Start of EXERCISE DATA

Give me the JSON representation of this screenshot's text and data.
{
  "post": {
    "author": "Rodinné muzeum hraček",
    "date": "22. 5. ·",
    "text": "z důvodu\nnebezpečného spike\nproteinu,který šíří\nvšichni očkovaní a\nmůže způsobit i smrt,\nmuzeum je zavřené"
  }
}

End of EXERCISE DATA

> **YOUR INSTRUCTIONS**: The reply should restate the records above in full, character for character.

> **SOLUTION FOR THIS EXERCISE**:
Give me the JSON representation of this screenshot's text and data.
{
  "post": {
    "author": "Rodinné muzeum hraček",
    "date": "22. 5. ·",
    "text": "z důvodu\nnebezpečného spike\nproteinu,který šíří\nvšichni očkovaní a\nmůže způsobit i smrt,\nmuzeum je zavřené"
  }
}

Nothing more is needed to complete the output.